“When you have it, there’s sometimes a pressure to use it, whatever it is,” Moore said. “That’s the balance. Let’s not step all over the story. The next day, people are not asking, ‘did you see that cool graphic?’ As producers and directors, sometimes we have to forget that we’re in the truck and remember the people sitting at home watching the game, and not get in the way of it.”
Production Truck Wish List: Access
The panel of directors described their ideal mobile production units, bringing up everything from comfortable chairs and coat hangers to refrigerators and color laser printers. On the more technical side, monitor walls and layout are critical elements for everyone.
“As we get spread out as a crew, I like that graphics can now be in production,” Lowe said. “I always like to turn around and see the graphics operators. On certain crews, those are the youngest people on the crew, so I feel that they need to be with for the team dynamic.”
For Moore, access to his fellow crew members does not stop with graphics.

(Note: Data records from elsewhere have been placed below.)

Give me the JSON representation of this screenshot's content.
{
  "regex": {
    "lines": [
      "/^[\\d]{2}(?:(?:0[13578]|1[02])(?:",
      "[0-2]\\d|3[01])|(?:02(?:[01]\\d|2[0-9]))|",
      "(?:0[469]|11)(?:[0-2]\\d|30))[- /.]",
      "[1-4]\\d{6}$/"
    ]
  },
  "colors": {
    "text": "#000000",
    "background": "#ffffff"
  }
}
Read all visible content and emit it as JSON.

“I hate when you get into a truck and to talk to an audio guy, you have to go out of the truck and up around the corner,” Moore said. “I like being able to look somebody in the eye and talk to them, or o back and talk to the audio guy to make him feel like he’s a human being and not stuck in a prison. Access to as many people who work on the show as possible is a huge thing.”
More Game, Less Cement Mixers

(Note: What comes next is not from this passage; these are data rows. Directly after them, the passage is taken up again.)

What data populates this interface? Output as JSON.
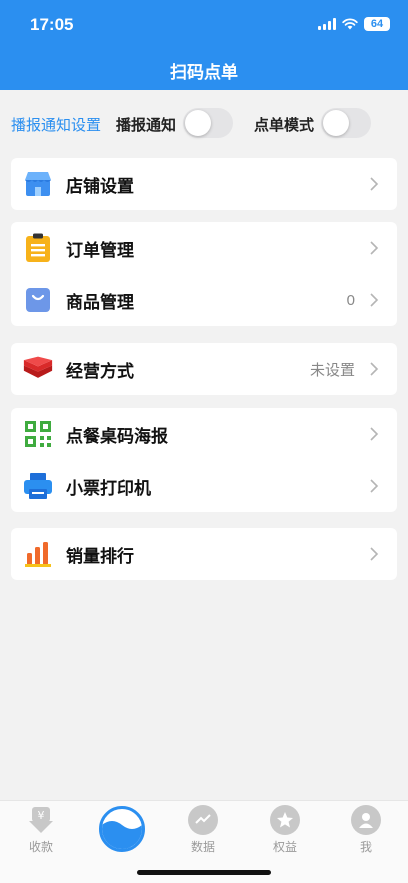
{
  "status_bar": {
    "time": "17:05",
    "battery": "64"
  },
  "header": {
    "title": "扫码点单"
  },
  "toggles": {
    "settings_link": "播报通知设置",
    "broadcast_label": "播报通知",
    "order_mode_label": "点单模式",
    "broadcast_on": false,
    "order_mode_on": false
  },
  "menu": {
    "store_settings": {
      "label": "店铺设置",
      "icon": "shop-icon"
    },
    "order_management": {
      "label": "订单管理",
      "icon": "clipboard-icon"
    },
    "product_management": {
      "label": "商品管理",
      "value": "0",
      "icon": "bag-icon"
    },
    "business_mode": {
      "label": "经营方式",
      "value": "未设置",
      "icon": "layers-icon"
    },
    "table_qr_poster": {
      "label": "点餐桌码海报",
      "icon": "qr-code-icon"
    },
    "receipt_printer": {
      "label": "小票打印机",
      "icon": "printer-icon"
    },
    "sales_ranking": {
      "label": "销量排行",
      "icon": "bar-chart-icon"
    }
  },
  "tabbar": {
    "collect": "收款",
    "data": "数据",
    "benefits": "权益",
    "me": "我"
  },
  "colors": {
    "primary": "#2b8ff0",
    "background": "#f2f2f2",
    "text": "#111111",
    "muted": "#888888"
  }
}
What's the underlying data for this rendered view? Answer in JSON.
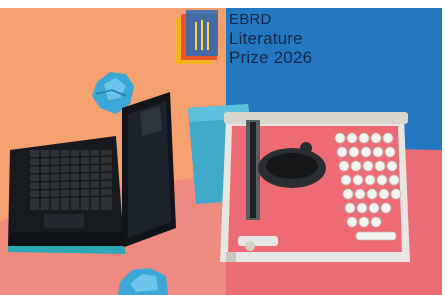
{
  "brand": {
    "line1": "EBRD",
    "line2": "Literature",
    "line3": "Prize 2026"
  },
  "colors": {
    "left_background": "#f5a06f",
    "right_background": "#2378c1",
    "tabletop": "#ef6f75",
    "logo_text": "#14284b"
  },
  "icons": [
    "ebrd-book-logo-icon",
    "laptop-icon",
    "typewriter-icon",
    "crumpled-paper-icon"
  ]
}
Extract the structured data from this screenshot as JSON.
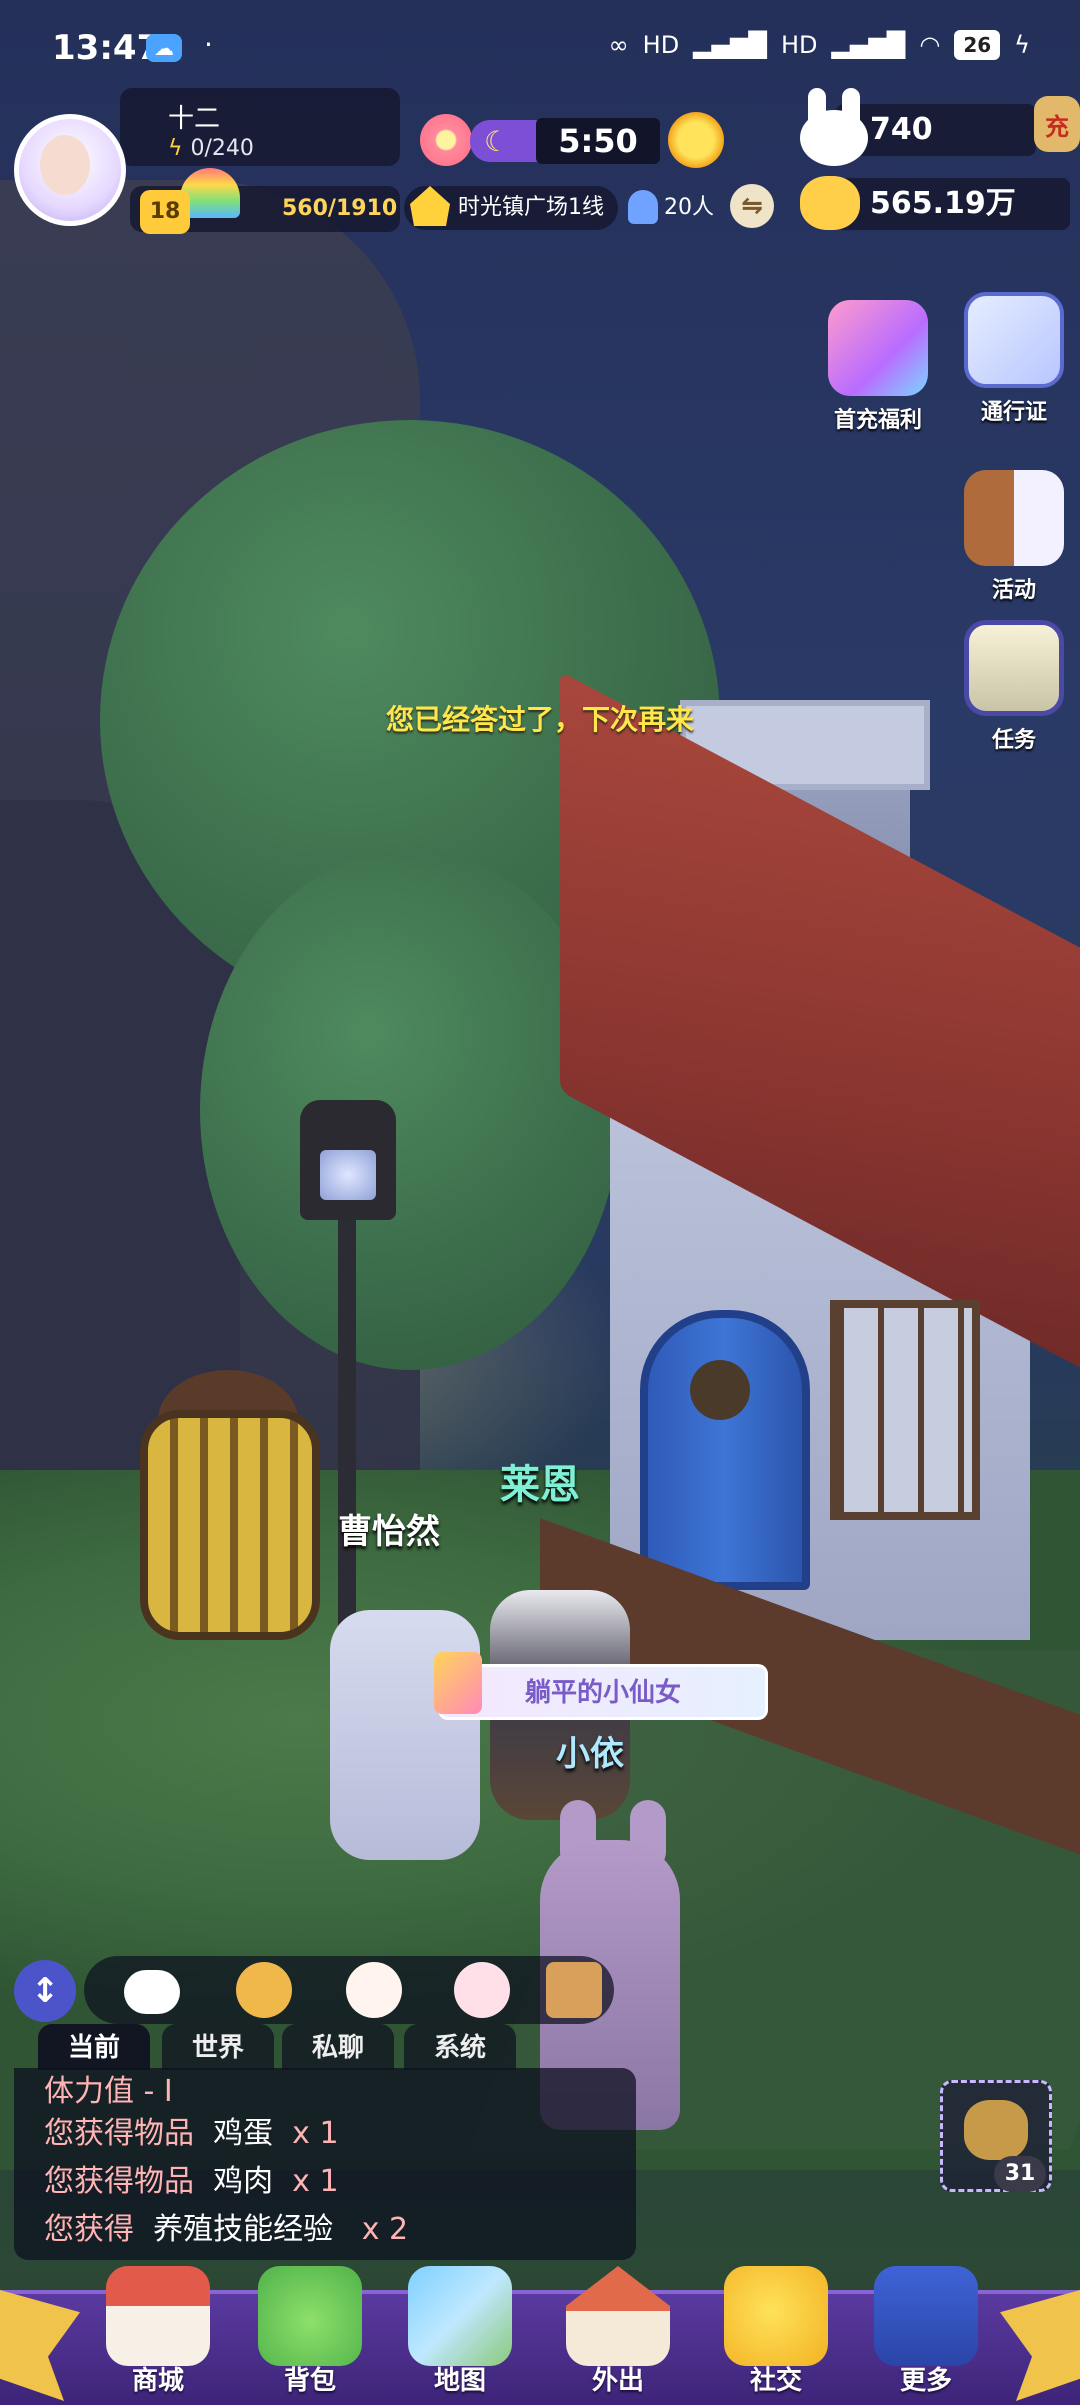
{
  "status_bar": {
    "time": "13:47",
    "dot": "·",
    "net1": "HD",
    "net2": "HD",
    "battery": "26"
  },
  "player": {
    "name": "十二",
    "stamina": "0/240",
    "level": "18",
    "xp": "560/1910"
  },
  "world": {
    "clock": "5:50",
    "location": "时光镇广场1线",
    "online": "20人"
  },
  "currency": {
    "bunny_amount": "740",
    "recharge_label": "充",
    "bear_amount": "565.19万"
  },
  "side_buttons": {
    "first_recharge": "首充福利",
    "pass": "通行证",
    "event": "活动",
    "task": "任务"
  },
  "toast": "您已经答过了，下次再来",
  "npcs": {
    "lain": "莱恩",
    "cao": "曹怡然"
  },
  "player_title": "躺平的小仙女",
  "player_name": "小依",
  "chat": {
    "toggle_symbol": "↕",
    "tabs": [
      "当前",
      "世界",
      "私聊",
      "系统"
    ],
    "lines": [
      {
        "prefix": "体力值 - I",
        "item": "",
        "qty": ""
      },
      {
        "prefix": "您获得物品",
        "item": "鸡蛋",
        "qty": "x 1"
      },
      {
        "prefix": "您获得物品",
        "item": "鸡肉",
        "qty": "x 1"
      },
      {
        "prefix": "您获得",
        "item": "养殖技能经验",
        "qty": "x 2"
      }
    ]
  },
  "quick_bag_count": "31",
  "nav": {
    "shop": "商城",
    "bag": "背包",
    "map": "地图",
    "outing": "外出",
    "social": "社交",
    "more": "更多"
  },
  "icons": {
    "status_cloud": "cloud-icon",
    "stamina": "lightning-icon",
    "time_of_day": "moon-icon",
    "weather": "sun-icon",
    "location": "house-icon",
    "online": "person-icon",
    "swap": "swap-icon",
    "bunny_currency": "bunny-icon",
    "bear_currency": "bear-icon"
  }
}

The audio wish list does not stop with access. All four directors talked about the challenge of directing the show around audio that they may or may not be able to hear.

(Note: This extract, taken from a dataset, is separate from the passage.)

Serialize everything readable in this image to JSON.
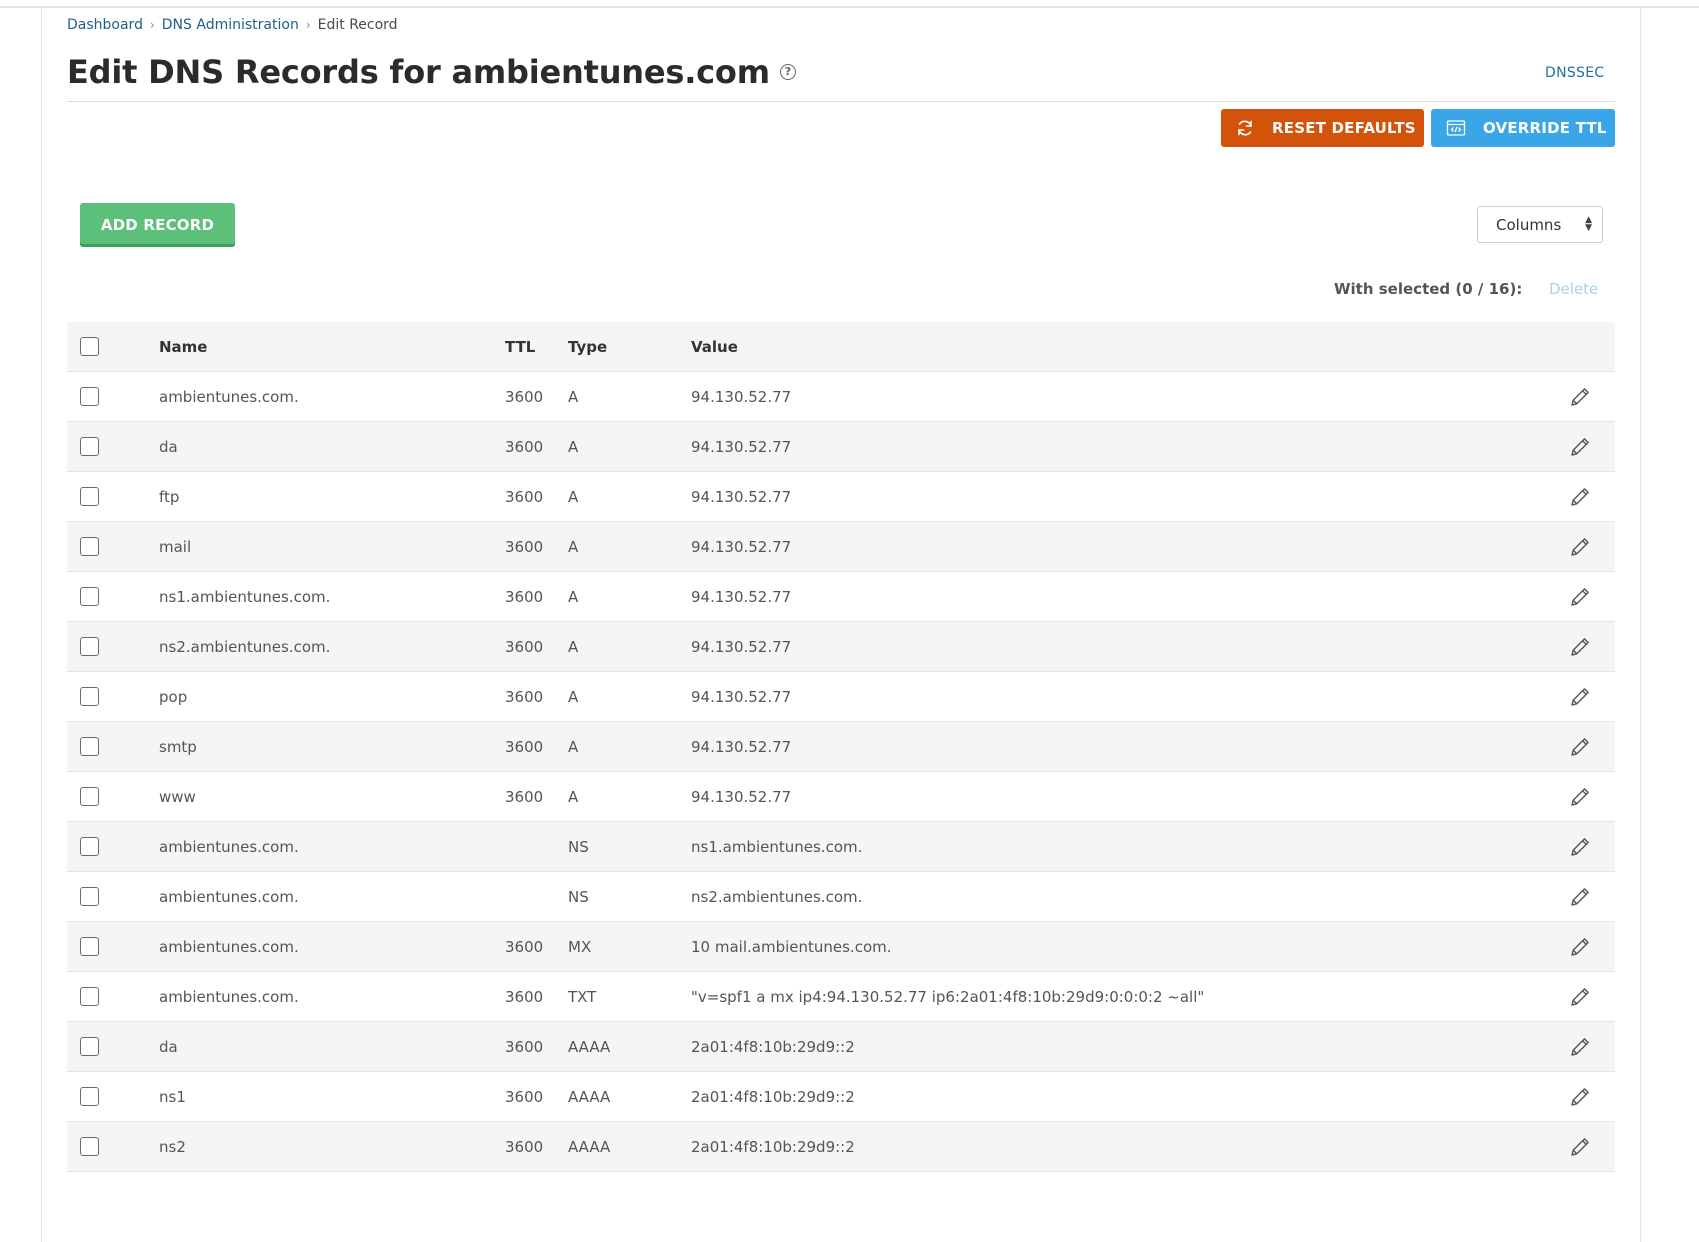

“You have no idea if what you’re hearing is what they’re hearing at home, or if it’s what the audio guy is hearing,” Moore said.
“The speakers that we all have in front of us are not a true barometer of what’s going out,” Bell added. “It’s always great hearing the ball on the bat, sticks, pucks, and elements that enhance the sound of the game, so we try to enhance those.”
Of all of the parts of the show, the directors said, audio is the most human-driven, as the audio mixer makes the majority of his editorial decisions without checking with the director, as there is not time to do so.
“You have to trust your audio guy,” Lowe explained. “Do you want to give fans the in-arena experience when there is profanity? You have to trust your audio guy with the integrity of the show to make decisions like pulling down crowd mikes. In baseball, fans will get on the umpire and he’s got to make that decision quickly to pull down a mic.”
Sounds of the game and an authentic auditory in-arena experience are goals for every director, but the ancillary noises that go along with graphic and sponsor elements are not always part of that plan.
“There’s always the policy that for every visual action there’s a sound that goes with it, but I would love to see us all back up a little,” Moore said. “Not on the true sounds of the game but these friggin noises every six seconds. I don’t know why a replay has to sound like a machine that’s breaking. The sounds that we use all sound like cement mixers.”
3D Means New Positions, Designs
The panel discussed the future of 3D production for sports, and noted that a side benefit of so many 3D experiments will be the creation of new camera positions for the HD shoot.
“What I like about 3D is that is makes you rethink how you cover sports,” Grant said. “We are forced to put cameras in places that in an HD world, we would not have enough cameras to try that position.”
“It’s going to change the way you think of things,” Moore added. “At this point we can’t put eight 3D cameras out there, cover a game, and then see what the limitations are. In 3D, there may be a better place to watch the game than in center field or high home, but you don’t know what that place is until you look at the game afterwards.”
In addition to forcing directors to rethink their camera placement, 3D may force architects to rethink the way stadiums are designed.
“We always plan for traditional HD camera placement,” Lowe said. “Now in the planning process, someone’s going to have to think about placing cameras for 3D. There’s going to be some back and forth as far as premium seating versus camera placement. I think 3D is going to change the way that venues are planned.”